It is clear that TSMC has been one of the key figures in AMD’s recovery and success. The Sunnyvale company decided to move to a fabulous business model when he divested, back in 2012, of his stake in GlobalFoundries. It was a movement questioned by some and supported by others, but the truth is that, in the end, it turned out to be successful.
Maintaining a business model with its own semiconductor factories requires a huge financial investment both in R&D to be able to jump on time to increasingly advanced nodes and in machinery and human talent to be able to produce them. It goes without saying that, before the arrival of Zen, AMD was not at its best, and that the last thing it needed was to have more and more expenses.
Therefore, and seeing where AMD has come, it is clear that in the end the company made the right decision, I have no doubt about it. Adopting a “fabless” model allowed the now Sunnyvale giant focus on the development and design of your graphics processors and coresgave him the opportunity to centralize all his resources in developing new truly competitive architectures, and freed himself from the burden of having his own factories.
However, this could become a double-edged sword, according to analysts. AMD is totally dependent on TSMC, as it is the Taiwanese giant that is in charge of “cooking” the chip recipes what happens to the Sunnyvale company every year. The 5nm chiplets that give life to the Ryzen 7000 have come out of their factories, as well as the 6nm I/O chips that accompany these processors.

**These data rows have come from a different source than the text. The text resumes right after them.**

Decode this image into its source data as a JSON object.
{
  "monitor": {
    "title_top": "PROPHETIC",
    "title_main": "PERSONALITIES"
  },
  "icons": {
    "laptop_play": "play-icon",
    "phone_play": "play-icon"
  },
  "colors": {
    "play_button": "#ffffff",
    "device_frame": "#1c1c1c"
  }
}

The idea that investors transmit to us is that TSMC’s delays in transitioning to 3nm node could end up hurting AMD, and would give Intel a chance to take the lead with its next-gen nodes. They are not without reason, and in the end having their own factories represents an advantage if the company has sufficient resources for them to advance both in production capacity and in nodes.

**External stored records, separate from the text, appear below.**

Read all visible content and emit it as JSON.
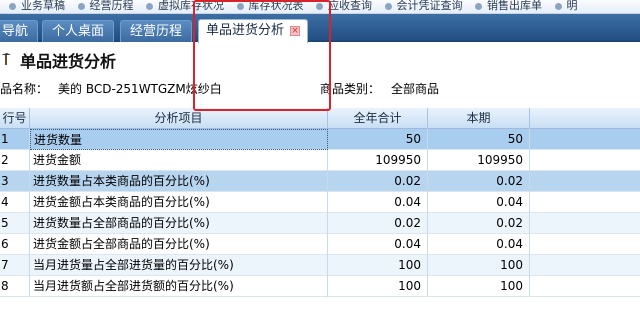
{
  "top_links": [
    "业务草稿",
    "经营历程",
    "虚拟库存状况",
    "库存状况表",
    "应收查询",
    "会计凭证查询",
    "销售出库单",
    "明"
  ],
  "tabs": [
    {
      "label": "导航"
    },
    {
      "label": "个人桌面"
    },
    {
      "label": "经营历程"
    },
    {
      "label": "单品进货分析",
      "active": true,
      "close_glyph": "×"
    }
  ],
  "page": {
    "title": "单品进货分析",
    "title_icon": "pick-hammer-icon"
  },
  "filter": {
    "product_label": "品名称：",
    "product_value": "美的 BCD-251WTGZM炫纱白",
    "category_label": "商品类别：",
    "category_value": "全部商品"
  },
  "table": {
    "headers": [
      "行号",
      "分析项目",
      "全年合计",
      "本期"
    ],
    "rows": [
      {
        "no": "1",
        "item": "进货数量",
        "total": "50",
        "current": "50"
      },
      {
        "no": "2",
        "item": "进货金额",
        "total": "109950",
        "current": "109950"
      },
      {
        "no": "3",
        "item": "进货数量占本类商品的百分比(%)",
        "total": "0.02",
        "current": "0.02"
      },
      {
        "no": "4",
        "item": "进货金额占本类商品的百分比(%)",
        "total": "0.04",
        "current": "0.04"
      },
      {
        "no": "5",
        "item": "进货数量占全部商品的百分比(%)",
        "total": "0.02",
        "current": "0.02"
      },
      {
        "no": "6",
        "item": "进货金额占全部商品的百分比(%)",
        "total": "0.04",
        "current": "0.04"
      },
      {
        "no": "7",
        "item": "当月进货量占全部进货量的百分比(%)",
        "total": "100",
        "current": "100"
      },
      {
        "no": "8",
        "item": "当月进货额占全部进货额的百分比(%)",
        "total": "100",
        "current": "100"
      }
    ]
  },
  "colors": {
    "tab_bar": "#2c5a90",
    "highlight_border": "#d9232a",
    "selected_row": "#a9cdee"
  }
}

It is evident that AMD won’t be the only one hurt by TSMC delays in the leaps to new manufacturing processes, but it is also important to bear in mind that when these types of delays occur, in the end the Taiwanese company has to decide to which client allocates most of its production, and in the face of a shortage situation AMD it would also be seriously affected, since TSMC would almost certainly give priority to Apple.

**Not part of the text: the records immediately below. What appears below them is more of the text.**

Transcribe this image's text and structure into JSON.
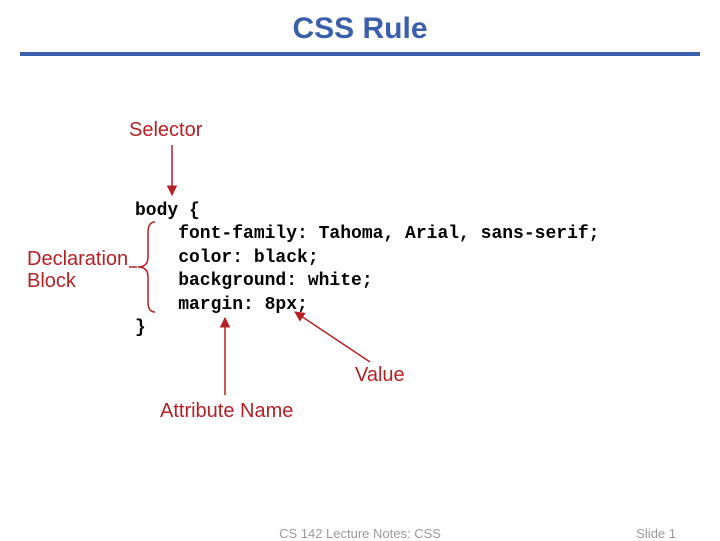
{
  "title": "CSS Rule",
  "labels": {
    "selector": "Selector",
    "declaration_block": "Declaration\nBlock",
    "attribute_name": "Attribute Name",
    "value": "Value"
  },
  "code": {
    "line1": "body {",
    "line2": "    font-family: Tahoma, Arial, sans-serif;",
    "line3": "    color: black;",
    "line4": "    background: white;",
    "line5": "    margin: 8px;",
    "line6": "}"
  },
  "footer": {
    "course": "CS 142 Lecture Notes: CSS",
    "slide": "Slide 1"
  },
  "colors": {
    "accent": "#3a5fab",
    "label": "#b52025"
  }
}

On the other hand, it should also be taken into account that the advanced nodes that TSMC is using, based on GAA (gate all around) transistor technology, are a rung behind Intel’s more advanced alternatives, according to analysts. On a personal note, I think that AMD could end up seeking an agreement with Samsung if necessary, something that in fact NVIDIA already did at the time to carry out the production of the Ampere GPUs used in the GeForce RTX 30.